== Segment start ==
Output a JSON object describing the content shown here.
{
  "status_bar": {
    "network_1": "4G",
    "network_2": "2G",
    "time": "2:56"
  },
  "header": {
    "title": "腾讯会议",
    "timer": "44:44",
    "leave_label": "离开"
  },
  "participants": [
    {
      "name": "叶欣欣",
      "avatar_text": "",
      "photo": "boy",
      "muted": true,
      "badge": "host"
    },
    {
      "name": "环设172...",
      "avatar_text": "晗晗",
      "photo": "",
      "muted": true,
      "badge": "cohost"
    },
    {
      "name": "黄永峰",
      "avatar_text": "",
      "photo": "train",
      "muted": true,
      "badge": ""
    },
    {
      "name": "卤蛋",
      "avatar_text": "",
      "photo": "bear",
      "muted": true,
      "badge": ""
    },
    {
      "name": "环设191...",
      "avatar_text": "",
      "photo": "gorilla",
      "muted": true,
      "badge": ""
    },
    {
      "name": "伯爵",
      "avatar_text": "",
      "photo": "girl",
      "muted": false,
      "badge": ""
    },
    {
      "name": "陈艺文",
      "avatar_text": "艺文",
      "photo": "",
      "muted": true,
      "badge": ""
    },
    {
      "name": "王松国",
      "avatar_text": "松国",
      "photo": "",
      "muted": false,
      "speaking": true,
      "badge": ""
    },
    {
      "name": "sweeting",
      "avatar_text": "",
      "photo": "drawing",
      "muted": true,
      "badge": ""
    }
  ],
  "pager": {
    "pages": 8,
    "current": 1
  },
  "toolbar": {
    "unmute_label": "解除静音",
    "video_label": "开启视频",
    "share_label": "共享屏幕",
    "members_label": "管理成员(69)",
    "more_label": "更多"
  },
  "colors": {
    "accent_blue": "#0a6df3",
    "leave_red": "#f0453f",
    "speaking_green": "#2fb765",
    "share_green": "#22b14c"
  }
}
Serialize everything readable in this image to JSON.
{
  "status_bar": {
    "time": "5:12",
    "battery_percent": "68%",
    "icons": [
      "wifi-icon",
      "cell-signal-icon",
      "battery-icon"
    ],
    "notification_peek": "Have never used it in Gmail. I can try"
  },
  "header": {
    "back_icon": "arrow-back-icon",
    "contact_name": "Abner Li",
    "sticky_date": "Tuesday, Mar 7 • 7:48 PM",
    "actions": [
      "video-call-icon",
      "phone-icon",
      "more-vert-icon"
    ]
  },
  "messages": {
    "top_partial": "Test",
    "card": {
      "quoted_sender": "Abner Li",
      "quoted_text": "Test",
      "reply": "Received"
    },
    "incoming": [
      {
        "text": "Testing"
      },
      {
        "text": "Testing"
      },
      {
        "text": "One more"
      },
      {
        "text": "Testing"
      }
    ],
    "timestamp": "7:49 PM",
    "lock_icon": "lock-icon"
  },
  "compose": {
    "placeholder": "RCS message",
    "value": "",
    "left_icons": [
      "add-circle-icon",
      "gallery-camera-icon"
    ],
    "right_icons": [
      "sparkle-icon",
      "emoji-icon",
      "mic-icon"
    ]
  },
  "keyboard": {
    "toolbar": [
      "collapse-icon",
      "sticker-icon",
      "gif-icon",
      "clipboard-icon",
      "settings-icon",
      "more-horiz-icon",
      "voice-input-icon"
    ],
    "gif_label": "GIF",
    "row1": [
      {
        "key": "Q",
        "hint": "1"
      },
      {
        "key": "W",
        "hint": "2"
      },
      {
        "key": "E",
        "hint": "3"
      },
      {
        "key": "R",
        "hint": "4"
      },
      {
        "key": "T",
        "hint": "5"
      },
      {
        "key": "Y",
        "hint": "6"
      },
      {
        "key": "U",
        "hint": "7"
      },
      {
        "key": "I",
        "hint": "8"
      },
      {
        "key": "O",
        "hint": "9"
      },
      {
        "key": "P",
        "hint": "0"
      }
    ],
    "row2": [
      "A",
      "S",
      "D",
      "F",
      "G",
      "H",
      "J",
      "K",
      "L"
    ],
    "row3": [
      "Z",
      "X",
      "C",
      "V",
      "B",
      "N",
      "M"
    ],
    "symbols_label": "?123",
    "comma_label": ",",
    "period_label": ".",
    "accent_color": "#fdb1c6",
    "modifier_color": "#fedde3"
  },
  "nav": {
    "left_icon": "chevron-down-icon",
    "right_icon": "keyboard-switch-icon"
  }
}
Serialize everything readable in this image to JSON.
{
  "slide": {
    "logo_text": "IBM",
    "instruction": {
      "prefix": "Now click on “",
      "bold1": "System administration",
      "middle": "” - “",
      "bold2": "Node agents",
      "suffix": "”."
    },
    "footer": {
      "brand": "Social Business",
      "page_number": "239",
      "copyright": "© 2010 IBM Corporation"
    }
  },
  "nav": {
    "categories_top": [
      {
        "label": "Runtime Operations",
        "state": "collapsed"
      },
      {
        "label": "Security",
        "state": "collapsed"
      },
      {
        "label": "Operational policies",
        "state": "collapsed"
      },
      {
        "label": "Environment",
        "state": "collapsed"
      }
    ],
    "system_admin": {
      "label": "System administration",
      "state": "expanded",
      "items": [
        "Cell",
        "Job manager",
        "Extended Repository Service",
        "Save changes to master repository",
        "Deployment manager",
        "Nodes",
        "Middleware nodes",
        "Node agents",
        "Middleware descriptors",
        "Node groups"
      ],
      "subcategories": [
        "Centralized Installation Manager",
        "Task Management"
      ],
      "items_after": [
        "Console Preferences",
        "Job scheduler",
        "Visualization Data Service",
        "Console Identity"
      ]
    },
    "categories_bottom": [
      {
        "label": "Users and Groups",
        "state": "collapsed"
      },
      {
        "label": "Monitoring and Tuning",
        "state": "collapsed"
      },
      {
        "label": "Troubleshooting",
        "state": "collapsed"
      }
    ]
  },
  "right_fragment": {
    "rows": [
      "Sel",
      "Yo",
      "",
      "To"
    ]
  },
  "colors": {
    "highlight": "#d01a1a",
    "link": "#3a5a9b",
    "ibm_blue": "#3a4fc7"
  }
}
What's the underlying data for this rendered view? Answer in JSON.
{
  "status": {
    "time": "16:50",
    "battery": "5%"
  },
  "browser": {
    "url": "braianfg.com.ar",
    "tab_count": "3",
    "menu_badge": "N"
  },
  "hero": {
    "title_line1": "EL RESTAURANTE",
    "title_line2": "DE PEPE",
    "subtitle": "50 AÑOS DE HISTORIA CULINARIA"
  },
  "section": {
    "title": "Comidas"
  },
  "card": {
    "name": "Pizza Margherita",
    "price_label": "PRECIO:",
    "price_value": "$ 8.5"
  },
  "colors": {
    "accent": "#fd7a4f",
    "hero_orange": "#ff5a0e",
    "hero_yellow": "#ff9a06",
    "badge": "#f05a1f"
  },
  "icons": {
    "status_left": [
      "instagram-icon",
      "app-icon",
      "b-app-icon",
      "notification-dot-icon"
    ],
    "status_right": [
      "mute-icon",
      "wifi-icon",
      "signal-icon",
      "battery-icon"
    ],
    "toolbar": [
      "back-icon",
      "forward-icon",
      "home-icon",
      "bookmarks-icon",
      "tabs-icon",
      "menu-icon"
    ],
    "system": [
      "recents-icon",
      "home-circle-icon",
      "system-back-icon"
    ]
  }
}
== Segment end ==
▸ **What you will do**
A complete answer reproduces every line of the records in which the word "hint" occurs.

▸ **Expected output**
        "hint": "1"
        "hint": "2"
        "hint": "3"
        "hint": "4"
        "hint": "5"
        "hint": "6"
        "hint": "7"
        "hint": "8"
        "hint": "9"
        "hint": "0"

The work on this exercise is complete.